Western Civilization

This component of general education is designed to provide students with an understanding of the traditions, values, and institutions underlying Western civilization.  For the purposes of differentiating this category from the “Non-Western” category, “Western” means emphasis on Western Europe.  A course satisfying this category must present a coherent analysis of three of the major dimensions of civilization in Western Europe: arts, economics, intellectual activities, politics, religion, social organization, and technology and must cover the chronological scope of one of the following:

  1. Ancient Greeks and Romans to the 16th Century (including some background about the ancient Middle East, Hebrews and Persians, early Islam and Byzantium)
  2. 16th Century to the present (with emphasis on Western Europe, but with some attention to colonization and post-colonial issues) 
  3. Combination of significant portions (at least 500 years ) of the two periods A and B

Outcomes include:

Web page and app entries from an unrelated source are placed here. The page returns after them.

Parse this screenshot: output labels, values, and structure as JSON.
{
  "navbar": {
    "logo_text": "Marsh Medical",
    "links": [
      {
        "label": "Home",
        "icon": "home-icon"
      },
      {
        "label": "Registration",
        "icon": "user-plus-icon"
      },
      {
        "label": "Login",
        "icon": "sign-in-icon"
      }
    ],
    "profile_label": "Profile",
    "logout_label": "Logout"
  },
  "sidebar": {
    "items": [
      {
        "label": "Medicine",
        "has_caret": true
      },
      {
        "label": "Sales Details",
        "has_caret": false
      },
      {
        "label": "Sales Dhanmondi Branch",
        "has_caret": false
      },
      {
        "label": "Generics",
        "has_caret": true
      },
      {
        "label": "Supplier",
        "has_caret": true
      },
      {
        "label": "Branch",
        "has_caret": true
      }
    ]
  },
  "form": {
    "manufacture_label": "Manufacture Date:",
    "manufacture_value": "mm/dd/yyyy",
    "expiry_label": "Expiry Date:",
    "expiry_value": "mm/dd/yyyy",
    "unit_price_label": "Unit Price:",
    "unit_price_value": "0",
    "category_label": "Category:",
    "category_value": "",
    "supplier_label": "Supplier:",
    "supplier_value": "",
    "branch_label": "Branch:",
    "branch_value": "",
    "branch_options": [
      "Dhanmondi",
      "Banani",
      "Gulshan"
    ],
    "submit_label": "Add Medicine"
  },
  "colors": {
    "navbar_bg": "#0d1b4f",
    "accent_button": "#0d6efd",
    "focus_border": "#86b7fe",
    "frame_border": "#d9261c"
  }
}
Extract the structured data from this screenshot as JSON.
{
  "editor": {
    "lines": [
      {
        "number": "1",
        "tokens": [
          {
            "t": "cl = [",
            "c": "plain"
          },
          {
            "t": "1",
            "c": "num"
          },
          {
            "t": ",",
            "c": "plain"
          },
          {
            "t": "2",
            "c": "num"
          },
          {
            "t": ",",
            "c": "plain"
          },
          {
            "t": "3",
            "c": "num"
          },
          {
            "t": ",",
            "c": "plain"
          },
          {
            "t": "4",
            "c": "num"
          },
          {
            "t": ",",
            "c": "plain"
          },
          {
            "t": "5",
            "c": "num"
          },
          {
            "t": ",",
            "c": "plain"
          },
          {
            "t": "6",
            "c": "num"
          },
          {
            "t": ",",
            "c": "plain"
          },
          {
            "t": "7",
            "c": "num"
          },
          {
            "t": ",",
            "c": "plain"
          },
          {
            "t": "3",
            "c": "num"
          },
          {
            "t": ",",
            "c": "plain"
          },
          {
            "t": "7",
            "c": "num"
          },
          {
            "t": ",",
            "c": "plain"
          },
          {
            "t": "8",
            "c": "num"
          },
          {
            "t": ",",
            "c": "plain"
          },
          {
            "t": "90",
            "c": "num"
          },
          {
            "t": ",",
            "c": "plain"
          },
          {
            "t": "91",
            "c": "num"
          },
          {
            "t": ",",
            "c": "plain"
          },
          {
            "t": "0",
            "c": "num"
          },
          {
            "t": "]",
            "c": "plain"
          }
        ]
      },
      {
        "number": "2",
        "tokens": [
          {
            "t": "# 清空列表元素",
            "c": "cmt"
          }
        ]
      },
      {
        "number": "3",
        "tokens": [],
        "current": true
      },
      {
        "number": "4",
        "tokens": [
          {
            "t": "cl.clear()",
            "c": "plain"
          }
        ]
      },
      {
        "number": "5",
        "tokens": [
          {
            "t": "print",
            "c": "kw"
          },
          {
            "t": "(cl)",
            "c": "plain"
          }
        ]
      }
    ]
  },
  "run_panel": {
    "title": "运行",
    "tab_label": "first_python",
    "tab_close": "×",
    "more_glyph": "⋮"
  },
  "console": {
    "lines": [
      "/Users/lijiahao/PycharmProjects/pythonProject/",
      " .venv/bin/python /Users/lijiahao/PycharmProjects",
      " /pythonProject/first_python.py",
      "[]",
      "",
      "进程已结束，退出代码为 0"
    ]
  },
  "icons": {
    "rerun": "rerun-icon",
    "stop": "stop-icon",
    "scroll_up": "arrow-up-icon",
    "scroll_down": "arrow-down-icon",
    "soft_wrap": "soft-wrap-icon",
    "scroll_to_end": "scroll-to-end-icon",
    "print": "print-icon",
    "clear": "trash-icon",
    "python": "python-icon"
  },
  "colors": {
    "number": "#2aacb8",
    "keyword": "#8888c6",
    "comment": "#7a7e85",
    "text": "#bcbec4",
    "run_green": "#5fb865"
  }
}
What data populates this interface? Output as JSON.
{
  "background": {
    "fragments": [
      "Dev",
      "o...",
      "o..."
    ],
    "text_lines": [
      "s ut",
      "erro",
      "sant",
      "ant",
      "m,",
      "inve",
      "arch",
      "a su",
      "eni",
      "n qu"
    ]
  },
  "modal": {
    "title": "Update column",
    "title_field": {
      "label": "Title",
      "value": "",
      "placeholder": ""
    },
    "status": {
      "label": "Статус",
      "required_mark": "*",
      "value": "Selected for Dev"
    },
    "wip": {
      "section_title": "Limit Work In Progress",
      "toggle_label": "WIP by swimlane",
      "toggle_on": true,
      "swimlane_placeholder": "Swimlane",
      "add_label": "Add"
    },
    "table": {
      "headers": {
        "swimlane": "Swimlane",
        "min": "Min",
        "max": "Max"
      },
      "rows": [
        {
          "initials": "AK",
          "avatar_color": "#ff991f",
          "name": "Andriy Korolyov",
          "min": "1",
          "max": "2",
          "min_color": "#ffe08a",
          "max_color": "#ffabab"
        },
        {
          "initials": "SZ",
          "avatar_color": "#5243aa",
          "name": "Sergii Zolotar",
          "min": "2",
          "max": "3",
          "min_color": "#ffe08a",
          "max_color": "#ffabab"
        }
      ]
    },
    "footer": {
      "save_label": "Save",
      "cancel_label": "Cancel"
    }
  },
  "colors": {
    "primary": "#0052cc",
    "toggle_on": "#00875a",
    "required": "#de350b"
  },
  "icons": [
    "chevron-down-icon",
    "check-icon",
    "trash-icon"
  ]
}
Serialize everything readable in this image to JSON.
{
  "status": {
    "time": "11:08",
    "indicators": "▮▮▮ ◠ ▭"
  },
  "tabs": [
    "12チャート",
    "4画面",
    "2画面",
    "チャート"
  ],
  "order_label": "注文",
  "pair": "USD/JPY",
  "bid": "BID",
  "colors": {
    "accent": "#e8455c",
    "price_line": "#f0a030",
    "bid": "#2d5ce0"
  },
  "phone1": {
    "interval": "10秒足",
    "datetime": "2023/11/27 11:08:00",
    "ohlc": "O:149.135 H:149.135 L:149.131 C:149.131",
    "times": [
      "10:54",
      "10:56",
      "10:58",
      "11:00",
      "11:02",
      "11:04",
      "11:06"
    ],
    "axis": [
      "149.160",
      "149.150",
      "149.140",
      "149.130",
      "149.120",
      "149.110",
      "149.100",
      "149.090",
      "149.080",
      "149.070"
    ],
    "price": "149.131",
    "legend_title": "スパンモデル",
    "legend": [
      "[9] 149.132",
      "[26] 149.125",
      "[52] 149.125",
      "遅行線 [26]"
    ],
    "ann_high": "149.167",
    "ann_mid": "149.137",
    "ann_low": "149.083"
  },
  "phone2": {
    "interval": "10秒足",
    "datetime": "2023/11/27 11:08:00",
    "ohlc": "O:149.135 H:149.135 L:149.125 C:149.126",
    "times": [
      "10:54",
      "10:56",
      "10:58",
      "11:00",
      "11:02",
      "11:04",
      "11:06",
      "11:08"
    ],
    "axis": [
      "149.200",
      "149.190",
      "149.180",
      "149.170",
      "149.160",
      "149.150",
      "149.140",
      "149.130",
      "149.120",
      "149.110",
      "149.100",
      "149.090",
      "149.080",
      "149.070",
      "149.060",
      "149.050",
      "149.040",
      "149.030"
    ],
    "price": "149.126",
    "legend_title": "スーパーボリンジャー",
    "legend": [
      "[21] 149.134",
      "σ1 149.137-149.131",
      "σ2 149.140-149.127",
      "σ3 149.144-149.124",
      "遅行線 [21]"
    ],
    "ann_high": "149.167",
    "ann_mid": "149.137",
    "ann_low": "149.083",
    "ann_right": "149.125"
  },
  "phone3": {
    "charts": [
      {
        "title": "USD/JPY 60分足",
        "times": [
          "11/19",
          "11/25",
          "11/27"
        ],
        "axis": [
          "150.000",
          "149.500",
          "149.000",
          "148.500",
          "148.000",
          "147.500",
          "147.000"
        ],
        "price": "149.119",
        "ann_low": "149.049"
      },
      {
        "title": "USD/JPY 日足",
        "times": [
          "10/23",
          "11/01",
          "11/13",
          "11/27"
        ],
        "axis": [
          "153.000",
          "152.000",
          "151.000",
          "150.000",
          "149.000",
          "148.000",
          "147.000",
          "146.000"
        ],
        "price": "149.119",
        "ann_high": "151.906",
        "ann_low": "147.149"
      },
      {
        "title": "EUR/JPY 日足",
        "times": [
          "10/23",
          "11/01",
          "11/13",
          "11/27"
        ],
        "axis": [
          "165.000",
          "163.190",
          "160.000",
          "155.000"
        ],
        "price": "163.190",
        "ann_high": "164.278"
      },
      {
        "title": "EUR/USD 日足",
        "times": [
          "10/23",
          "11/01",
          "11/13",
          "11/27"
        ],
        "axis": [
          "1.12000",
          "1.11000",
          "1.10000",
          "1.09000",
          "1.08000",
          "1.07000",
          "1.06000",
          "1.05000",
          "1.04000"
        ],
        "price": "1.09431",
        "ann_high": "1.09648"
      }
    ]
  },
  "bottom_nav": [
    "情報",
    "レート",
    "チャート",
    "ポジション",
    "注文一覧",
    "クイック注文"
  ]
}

  • identify significant individuals, movements, ideal, values, institutions, and forces in the development of Western Civilization, with particular emphasis on “legacy” factors in contemporary life 
  • understand the broad themes and issues that span multiple dimensions of civilization
  • gain a sense of both the uniqueness of the past and continuity between past and present
  • analyze and interpret historical significance and change
  • practice methods of integrating various dimensions of civilization
  • demonstrate a shared, non-technical vocabulary that enables educated people to communicate with one another